Required work:
The records below must be output exactly, with no images carried over.

Data extracts:
====

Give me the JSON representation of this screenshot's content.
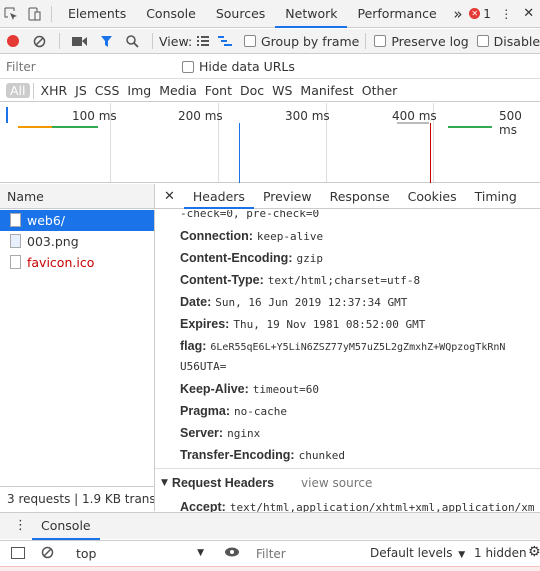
{
  "tabs": [
    "Elements",
    "Console",
    "Sources",
    "Network",
    "Performance"
  ],
  "error_count": "1",
  "toolbar": {
    "view_label": "View:",
    "group_by_frame": "Group by frame",
    "preserve_log": "Preserve log",
    "disable_cache": "Disable"
  },
  "filter": {
    "placeholder": "Filter",
    "hide_data_urls": "Hide data URLs"
  },
  "types": [
    "All",
    "XHR",
    "JS",
    "CSS",
    "Img",
    "Media",
    "Font",
    "Doc",
    "WS",
    "Manifest",
    "Other"
  ],
  "timeline_ticks": [
    "100 ms",
    "200 ms",
    "300 ms",
    "400 ms",
    "500 ms"
  ],
  "name_header": "Name",
  "requests": [
    "web6/",
    "003.png",
    "favicon.ico"
  ],
  "summary": "3 requests | 1.9 KB transf...",
  "detail_tabs": [
    "Headers",
    "Preview",
    "Response",
    "Cookies",
    "Timing"
  ],
  "headers_partial": "-check=0, pre-check=0",
  "headers": [
    {
      "name": "Connection:",
      "value": "keep-alive"
    },
    {
      "name": "Content-Encoding:",
      "value": "gzip"
    },
    {
      "name": "Content-Type:",
      "value": "text/html;charset=utf-8"
    },
    {
      "name": "Date:",
      "value": "Sun, 16 Jun 2019 12:37:34 GMT"
    },
    {
      "name": "Expires:",
      "value": "Thu, 19 Nov 1981 08:52:00 GMT"
    },
    {
      "name": "flag:",
      "value": "6LeR55qE6L+Y5LiN6ZSZ77yM57uZ5L2gZmxhZ+WQpzogTkRnN"
    },
    {
      "name": "Keep-Alive:",
      "value": "timeout=60"
    },
    {
      "name": "Pragma:",
      "value": "no-cache"
    },
    {
      "name": "Server:",
      "value": "nginx"
    },
    {
      "name": "Transfer-Encoding:",
      "value": "chunked"
    }
  ],
  "flag_cont": "U56UTA=",
  "request_headers": {
    "title": "Request Headers",
    "view_source": "view source"
  },
  "accept_line": {
    "name": "Accept:",
    "value": "text/html,application/xhtml+xml,application/xm"
  },
  "console_drawer": {
    "tab": "Console",
    "context": "top",
    "filter_placeholder": "Filter",
    "levels": "Default levels",
    "hidden": "1 hidden"
  }
}
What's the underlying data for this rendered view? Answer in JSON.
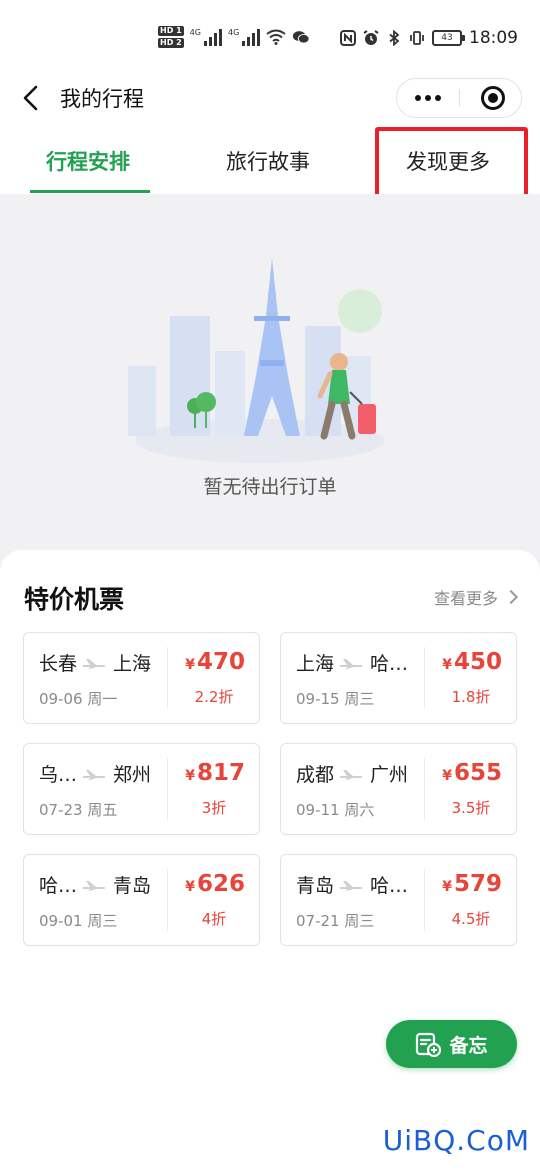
{
  "status_bar": {
    "hd1": "HD 1",
    "hd2": "HD 2",
    "net1": "4G",
    "net2": "4G",
    "battery": "43",
    "time": "18:09"
  },
  "header": {
    "title": "我的行程"
  },
  "tabs": [
    {
      "label": "行程安排",
      "active": true
    },
    {
      "label": "旅行故事",
      "active": false
    },
    {
      "label": "发现更多",
      "active": false
    }
  ],
  "empty_state": {
    "message": "暂无待出行订单"
  },
  "deals": {
    "title": "特价机票",
    "see_more": "查看更多",
    "tickets": [
      {
        "from": "长春",
        "to": "上海",
        "date": "09-06 周一",
        "currency": "¥",
        "price": "470",
        "discount": "2.2折"
      },
      {
        "from": "上海",
        "to": "哈…",
        "date": "09-15 周三",
        "currency": "¥",
        "price": "450",
        "discount": "1.8折"
      },
      {
        "from": "乌…",
        "to": "郑州",
        "date": "07-23 周五",
        "currency": "¥",
        "price": "817",
        "discount": "3折"
      },
      {
        "from": "成都",
        "to": "广州",
        "date": "09-11 周六",
        "currency": "¥",
        "price": "655",
        "discount": "3.5折"
      },
      {
        "from": "哈…",
        "to": "青岛",
        "date": "09-01 周三",
        "currency": "¥",
        "price": "626",
        "discount": "4折"
      },
      {
        "from": "青岛",
        "to": "哈…",
        "date": "07-21 周三",
        "currency": "¥",
        "price": "579",
        "discount": "4.5折"
      }
    ]
  },
  "memo_button": {
    "label": "备忘"
  },
  "watermark": "UiBQ.CoM",
  "colors": {
    "accent_green": "#22a250",
    "price_red": "#e8443a",
    "highlight_red": "#e8202a"
  }
}
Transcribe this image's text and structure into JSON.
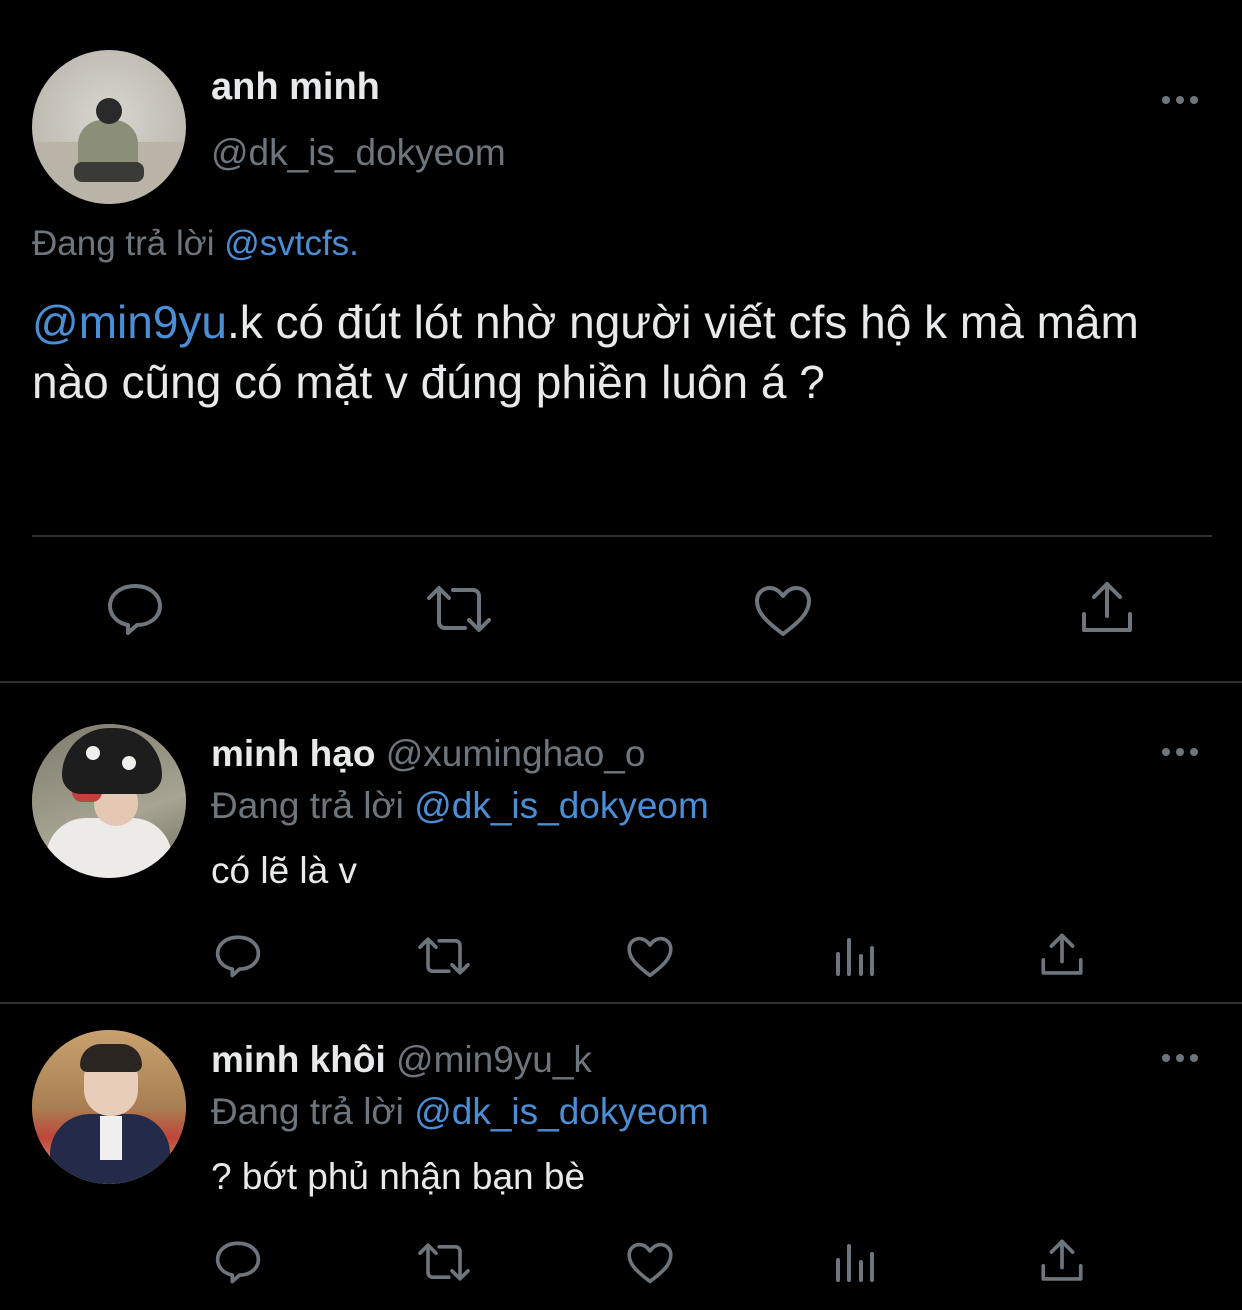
{
  "main_tweet": {
    "name": "anh minh",
    "handle": "@dk_is_dokyeom",
    "replying_prefix": "Đang trả lời",
    "replying_to": "@svtcfs.",
    "mention": "@min9yu",
    "text_rest": ".k có đút lót nhờ người viết cfs hộ k mà mâm nào cũng có mặt v đúng phiền luôn á ?",
    "actions": [
      "reply-icon",
      "retweet-icon",
      "like-icon",
      "share-icon"
    ]
  },
  "replies": [
    {
      "name": "minh hạo",
      "handle": "@xuminghao_o",
      "replying_prefix": "Đang trả lời",
      "replying_to": "@dk_is_dokyeom",
      "text": "có lẽ là v",
      "actions": [
        "reply-icon",
        "retweet-icon",
        "like-icon",
        "analytics-icon",
        "share-icon"
      ]
    },
    {
      "name": "minh khôi",
      "handle": "@min9yu_k",
      "replying_prefix": "Đang trả lời",
      "replying_to": "@dk_is_dokyeom",
      "text": "? bớt phủ nhận bạn bè",
      "actions": [
        "reply-icon",
        "retweet-icon",
        "like-icon",
        "analytics-icon",
        "share-icon"
      ]
    }
  ],
  "colors": {
    "background": "#000000",
    "text_primary": "#e7e9ea",
    "text_secondary": "#6e767d",
    "link": "#4a8ed6",
    "divider": "#2f3336"
  }
}
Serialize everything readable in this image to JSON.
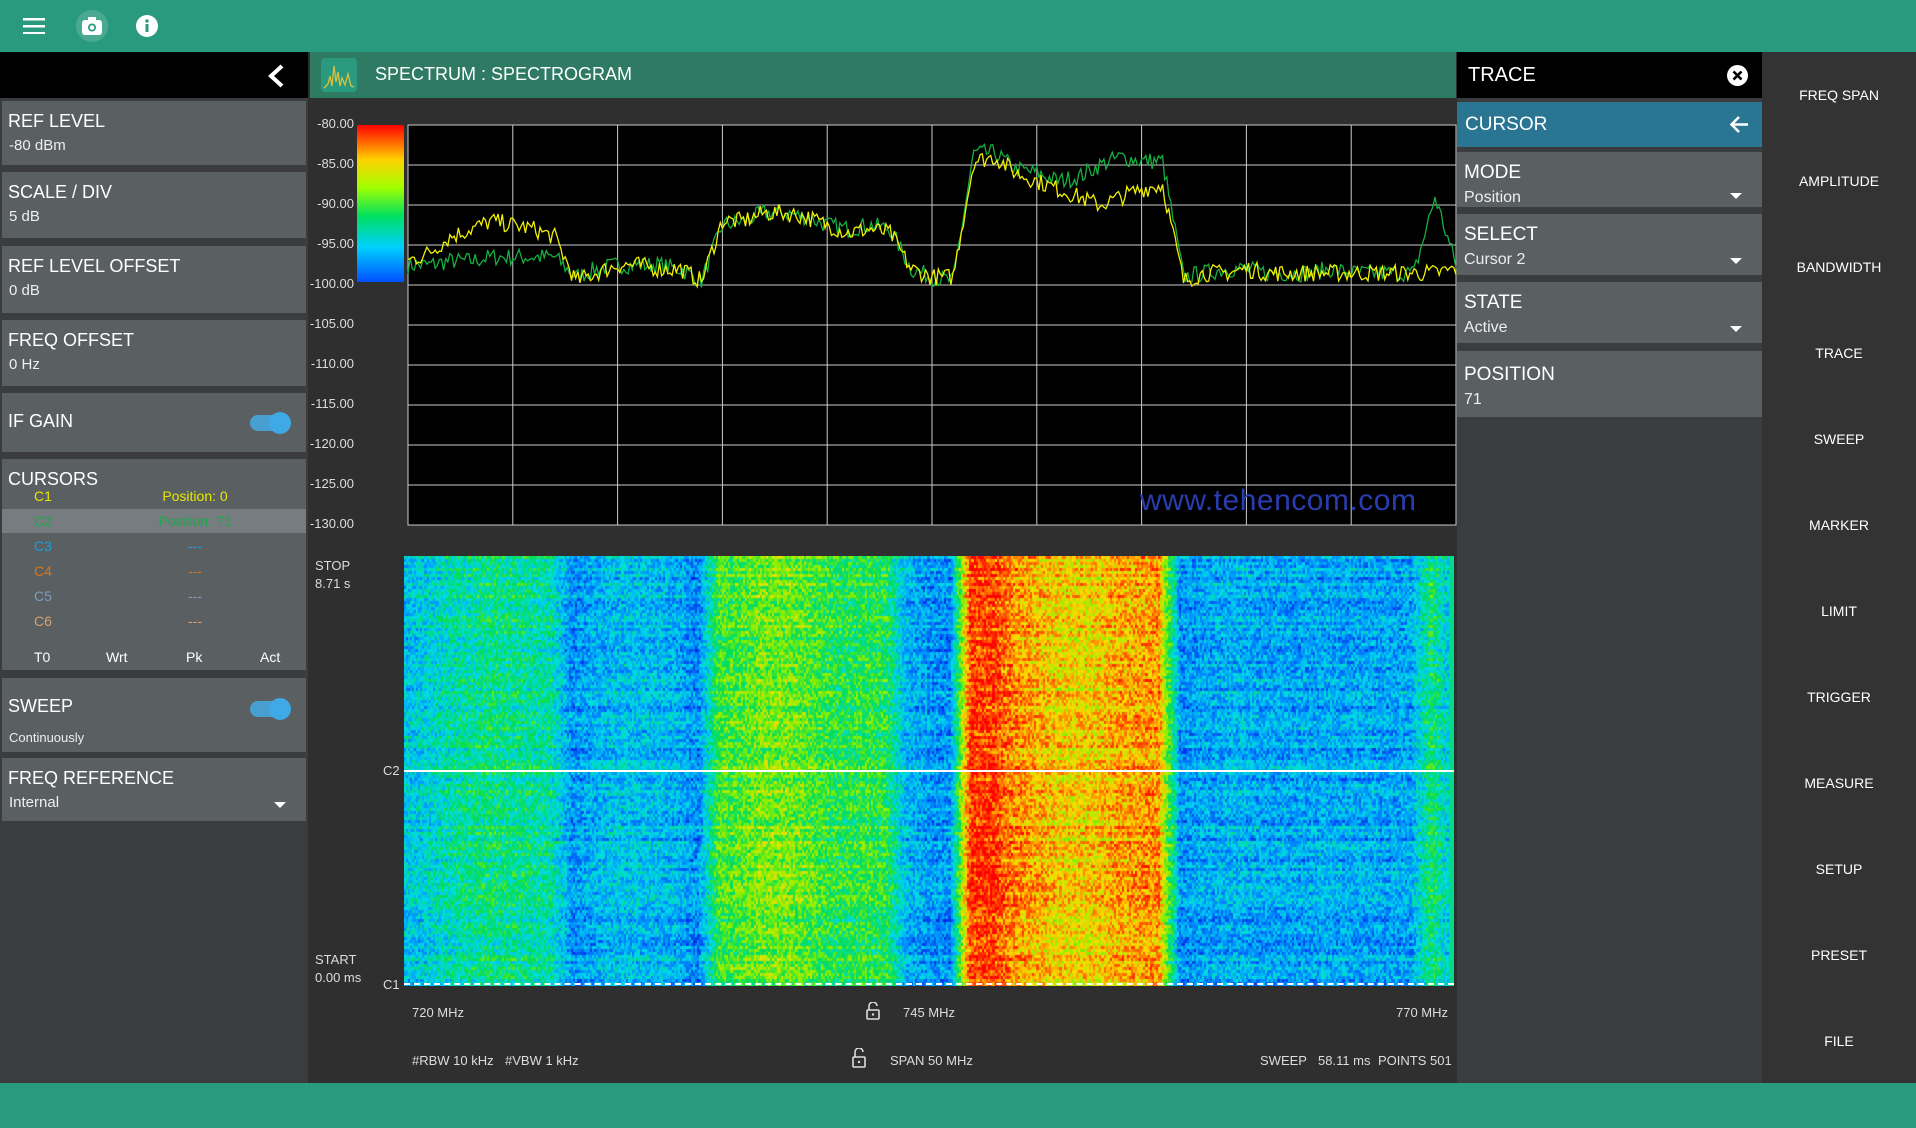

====

Task output:
Give me the JSON representation of this screenshot's content.
{
  "tabs": [
    "Elements",
    "Console",
    "Sources",
    "Network",
    "Performance"
  ],
  "error_count": "1",
  "toolbar": {
    "view_label": "View:",
    "group_by_frame": "Group by frame",
    "preserve_log": "Preserve log",
    "disable_cache": "Disable"
  },
  "filter": {
    "placeholder": "Filter",
    "hide_data_urls": "Hide data URLs"
  },
  "types": [
    "All",
    "XHR",
    "JS",
    "CSS",
    "Img",
    "Media",
    "Font",
    "Doc",
    "WS",
    "Manifest",
    "Other"
  ],
  "timeline_ticks": [
    "100 ms",
    "200 ms",
    "300 ms",
    "400 ms",
    "500 ms"
  ],
  "name_header": "Name",
  "requests": [
    "web6/",
    "003.png",
    "favicon.ico"
  ],
  "summary": "3 requests | 1.9 KB transf...",
  "detail_tabs": [
    "Headers",
    "Preview",
    "Response",
    "Cookies",
    "Timing"
  ],
  "headers_partial": "-check=0, pre-check=0",
  "headers": [
    {
      "name": "Connection:",
      "value": "keep-alive"
    },
    {
      "name": "Content-Encoding:",
      "value": "gzip"
    },
    {
      "name": "Content-Type:",
      "value": "text/html;charset=utf-8"
    },
    {
      "name": "Date:",
      "value": "Sun, 16 Jun 2019 12:37:34 GMT"
    },
    {
      "name": "Expires:",
      "value": "Thu, 19 Nov 1981 08:52:00 GMT"
    },
    {
      "name": "flag:",
      "value": "6LeR55qE6L+Y5LiN6ZSZ77yM57uZ5L2gZmxhZ+WQpzogTkRnN"
    },
    {
      "name": "Keep-Alive:",
      "value": "timeout=60"
    },
    {
      "name": "Pragma:",
      "value": "no-cache"
    },
    {
      "name": "Server:",
      "value": "nginx"
    },
    {
      "name": "Transfer-Encoding:",
      "value": "chunked"
    }
  ],
  "flag_cont": "U56UTA=",
  "request_headers": {
    "title": "Request Headers",
    "view_source": "view source"
  },
  "accept_line": {
    "name": "Accept:",
    "value": "text/html,application/xhtml+xml,application/xm"
  },
  "console_drawer": {
    "tab": "Console",
    "context": "top",
    "filter_placeholder": "Filter",
    "levels": "Default levels",
    "hidden": "1 hidden"
  }
}
What's the underlying data for this rendered view? Answer in JSON.
{
  "status_bar": {
    "hd1": "HD 1",
    "hd2": "HD 2",
    "net1": "4G",
    "net2": "4G",
    "battery": "43",
    "time": "18:09"
  },
  "header": {
    "title": "我的行程"
  },
  "tabs": [
    {
      "label": "行程安排",
      "active": true
    },
    {
      "label": "旅行故事",
      "active": false
    },
    {
      "label": "发现更多",
      "active": false
    }
  ],
  "empty_state": {
    "message": "暂无待出行订单"
  },
  "deals": {
    "title": "特价机票",
    "see_more": "查看更多",
    "tickets": [
      {
        "from": "长春",
        "to": "上海",
        "date": "09-06 周一",
        "currency": "¥",
        "price": "470",
        "discount": "2.2折"
      },
      {
        "from": "上海",
        "to": "哈…",
        "date": "09-15 周三",
        "currency": "¥",
        "price": "450",
        "discount": "1.8折"
      },
      {
        "from": "乌…",
        "to": "郑州",
        "date": "07-23 周五",
        "currency": "¥",
        "price": "817",
        "discount": "3折"
      },
      {
        "from": "成都",
        "to": "广州",
        "date": "09-11 周六",
        "currency": "¥",
        "price": "655",
        "discount": "3.5折"
      },
      {
        "from": "哈…",
        "to": "青岛",
        "date": "09-01 周三",
        "currency": "¥",
        "price": "626",
        "discount": "4折"
      },
      {
        "from": "青岛",
        "to": "哈…",
        "date": "07-21 周三",
        "currency": "¥",
        "price": "579",
        "discount": "4.5折"
      }
    ]
  },
  "memo_button": {
    "label": "备忘"
  },
  "watermark": "UiBQ.CoM",
  "colors": {
    "accent_green": "#22a250",
    "price_red": "#e8443a",
    "highlight_red": "#e8202a"
  }
}
Transcribe this image's text and structure into JSON.
{
  "main_tweet": {
    "name": "anh minh",
    "handle": "@dk_is_dokyeom",
    "replying_prefix": "Đang trả lời",
    "replying_to": "@svtcfs.",
    "mention": "@min9yu",
    "text_rest": ".k có đút lót nhờ người viết cfs hộ k mà mâm nào cũng có mặt v đúng phiền luôn á ?",
    "actions": [
      "reply-icon",
      "retweet-icon",
      "like-icon",
      "share-icon"
    ]
  },
  "replies": [
    {
      "name": "minh hạo",
      "handle": "@xuminghao_o",
      "replying_prefix": "Đang trả lời",
      "replying_to": "@dk_is_dokyeom",
      "text": "có lẽ là v",
      "actions": [
        "reply-icon",
        "retweet-icon",
        "like-icon",
        "analytics-icon",
        "share-icon"
      ]
    },
    {
      "name": "minh khôi",
      "handle": "@min9yu_k",
      "replying_prefix": "Đang trả lời",
      "replying_to": "@dk_is_dokyeom",
      "text": "? bớt phủ nhận bạn bè",
      "actions": [
        "reply-icon",
        "retweet-icon",
        "like-icon",
        "analytics-icon",
        "share-icon"
      ]
    }
  ],
  "colors": {
    "background": "#000000",
    "text_primary": "#e7e9ea",
    "text_secondary": "#6e767d",
    "link": "#4a8ed6",
    "divider": "#2f3336"
  }
}
Serialize everything readable in this image to JSON.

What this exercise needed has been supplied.